Why You Should Always Recover After a Ride

You just finished a killer ride on the bike. Now what? Training is important but there is another piece to your workout recovery that can make or break your performance results. That piece of the puzzle is recovery.

Recovery is what takes place after training; cool down, stretching, and even sleep all fall under recovery. Recovery is important because it allows the body to restore physiological and psychological processes, so that you can train again at an appropriate level.


Why do I need to recover after a workout?

Recovery allows your body a brief period to reset after strenuous activity. Similar to how you use sun protection when you go outside in the Summer, you need to work in recovery when you workout. They serve the same purpose of protecting your body. Both, a bad sunburn and poor recovery may prevent you from going about your everyday activities because of aches and inflammation.
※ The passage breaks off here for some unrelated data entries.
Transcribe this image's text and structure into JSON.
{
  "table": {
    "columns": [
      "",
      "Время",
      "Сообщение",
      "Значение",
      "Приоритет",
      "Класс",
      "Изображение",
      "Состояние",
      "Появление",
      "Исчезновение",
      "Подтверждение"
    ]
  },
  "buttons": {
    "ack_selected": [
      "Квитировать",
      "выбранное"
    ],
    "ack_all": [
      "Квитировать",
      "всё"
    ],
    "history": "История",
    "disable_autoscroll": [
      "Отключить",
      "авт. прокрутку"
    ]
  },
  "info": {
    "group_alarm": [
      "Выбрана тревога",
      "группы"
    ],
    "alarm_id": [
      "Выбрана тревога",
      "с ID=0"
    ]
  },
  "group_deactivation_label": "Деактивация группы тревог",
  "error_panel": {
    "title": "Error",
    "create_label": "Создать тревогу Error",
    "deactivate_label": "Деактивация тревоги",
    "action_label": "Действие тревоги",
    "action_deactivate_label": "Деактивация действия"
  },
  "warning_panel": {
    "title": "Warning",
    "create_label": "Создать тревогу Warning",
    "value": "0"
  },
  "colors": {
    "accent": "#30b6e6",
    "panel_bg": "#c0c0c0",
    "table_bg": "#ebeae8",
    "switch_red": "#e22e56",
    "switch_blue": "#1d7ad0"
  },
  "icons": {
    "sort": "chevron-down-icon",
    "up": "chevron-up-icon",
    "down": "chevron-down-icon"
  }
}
It’s silly to even risk the discomfort when you find out how easy it is to avoid.


Why do I need to recover if I don’t feel sore?

First, let’s define sore. Feeling sore or DOMS (delayed onset muscle soreness) occurs when muscles work harder than they’re prepared to perform. The pain or soreness is a result of your muscles undergoing their repair process. During your workout, when you go a little bit harder for that PR or dominate a long climb, your muscle’s contract which causes microscopic tears along the muscle. As soon as the muscle undergoes the repair process, inflammation begins and electrolytes begin to gather. This is completely normal and is actually how your muscles grow, allowing you to generate more power, build endurance, and take on harder strain.

Even if you don’t feel sore or experience DOMS after a hard workout it does NOT mean your muscles didn’t put in the work. Especially in cycling and running, with long-duration repetitive motions, your lower body puts in a lot of miles. That extended focus on one part of your body can still lead to similar effects of inflammation even without the feeling of physical discomfort. You may feel great after a hard workout - which is great! - but you should always add a post-workout recovery routine to ensure your muscles get primed for taking on their next challenge.

What are the best ways to recover after a hard ride?

As you’ve heard your instructors say several times by now “Make sure to recover after this ride”. They always suggest a cool down and stretch to let your muscles lengthen and recover. 

If you recently eclipsed a PR, began Power Zone training, or conquered a 100+ mile weekend, then you know the importance of a good cool down and stretch. Your body temperature and heart rate decrease, your muscles release their tension, and you feel them pull as you stretch. 

There are several popular methods of recovery for athletes to try including*:

  • Stretching

  • Foam Rolling

  • Cannabinoids

  • Compression

  • Percussion Therapy

  • Electric Stimulation

  • Hydrotherapy

  • Cryotherapy

  • Acupressure

Along with techniques for physiological and muscular recovery there are other important variables to factor into your total recovery such as:

  • Nutrition

  • Hydration

  • Sleep

  • Stress

Recovery should be added to everyone’s post-ride regiment. In order to continue increasing your output, cadence, and resistance you must remain consistent, strong, and fresh. When you push yourself physically many systems are operating at higher than normal levels. Allow them to reset and grow so you can continue to conquer your upcoming milestones.

Stay tuned for more tips, tricks, and techniques about recovery for at-home athletes.

*We’ll dive into each of these recovery methods with tips for at-home athletes so be sure to subscribe to be the first to know!